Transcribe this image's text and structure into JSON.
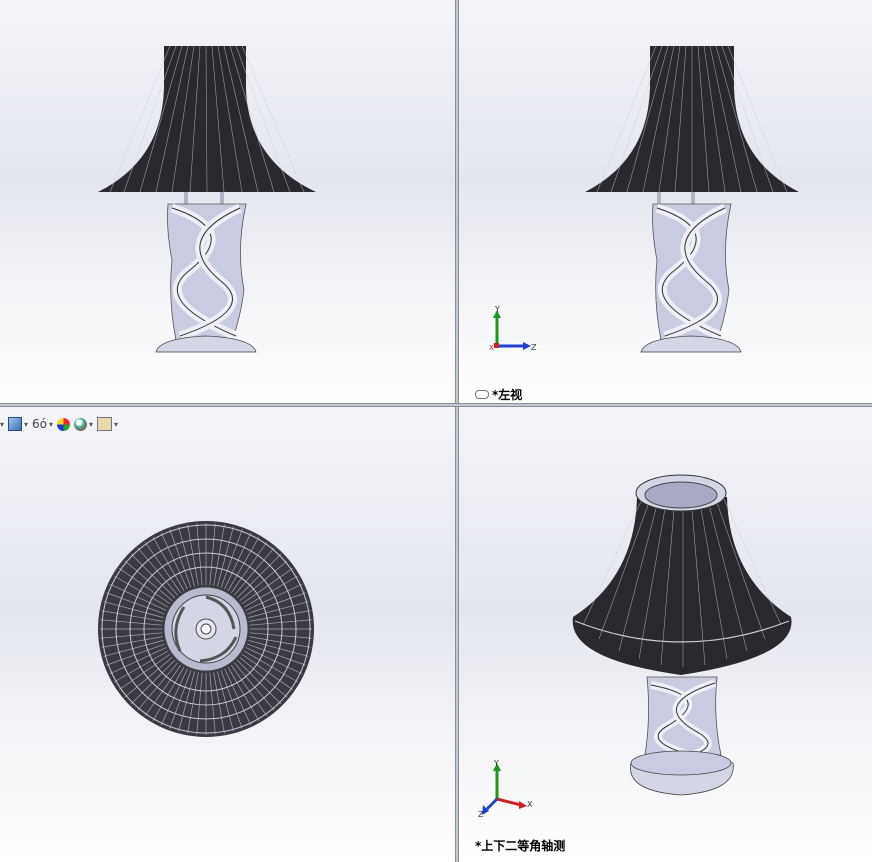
{
  "viewports": {
    "top_left": {
      "label": ""
    },
    "top_right": {
      "label": "*左视",
      "label_icon": "link-icon"
    },
    "bottom_left": {
      "label": ""
    },
    "bottom_right": {
      "label": "*上下二等角轴测"
    }
  },
  "triad": {
    "top_right": {
      "x": "Z",
      "y": "Y",
      "z": "X"
    },
    "bottom_right": {
      "x": "X",
      "y": "Y",
      "z": "Z"
    }
  },
  "heads_up_toolbar": {
    "items": [
      "dropdown-caret",
      "view-orientation-icon",
      "display-style-icon",
      "hide-show-items-icon",
      "edit-appearance-icon",
      "apply-scene-icon",
      "view-settings-icon"
    ]
  },
  "colors": {
    "shade_dark": "#1a1a1a",
    "body_light": "#c9cbe0",
    "accent_red": "#d02020",
    "accent_green": "#1a9a1a",
    "accent_blue": "#2040d0"
  }
}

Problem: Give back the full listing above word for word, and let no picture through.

Response area:
Transcribe this image's text and structure into JSON.
{
  "viewports": {
    "top_left": {
      "label": ""
    },
    "top_right": {
      "label": "*左视",
      "label_icon": "link-icon"
    },
    "bottom_left": {
      "label": ""
    },
    "bottom_right": {
      "label": "*上下二等角轴测"
    }
  },
  "triad": {
    "top_right": {
      "x": "Z",
      "y": "Y",
      "z": "X"
    },
    "bottom_right": {
      "x": "X",
      "y": "Y",
      "z": "Z"
    }
  },
  "heads_up_toolbar": {
    "items": [
      "dropdown-caret",
      "view-orientation-icon",
      "display-style-icon",
      "hide-show-items-icon",
      "edit-appearance-icon",
      "apply-scene-icon",
      "view-settings-icon"
    ]
  },
  "colors": {
    "shade_dark": "#1a1a1a",
    "body_light": "#c9cbe0",
    "accent_red": "#d02020",
    "accent_green": "#1a9a1a",
    "accent_blue": "#2040d0"
  }
}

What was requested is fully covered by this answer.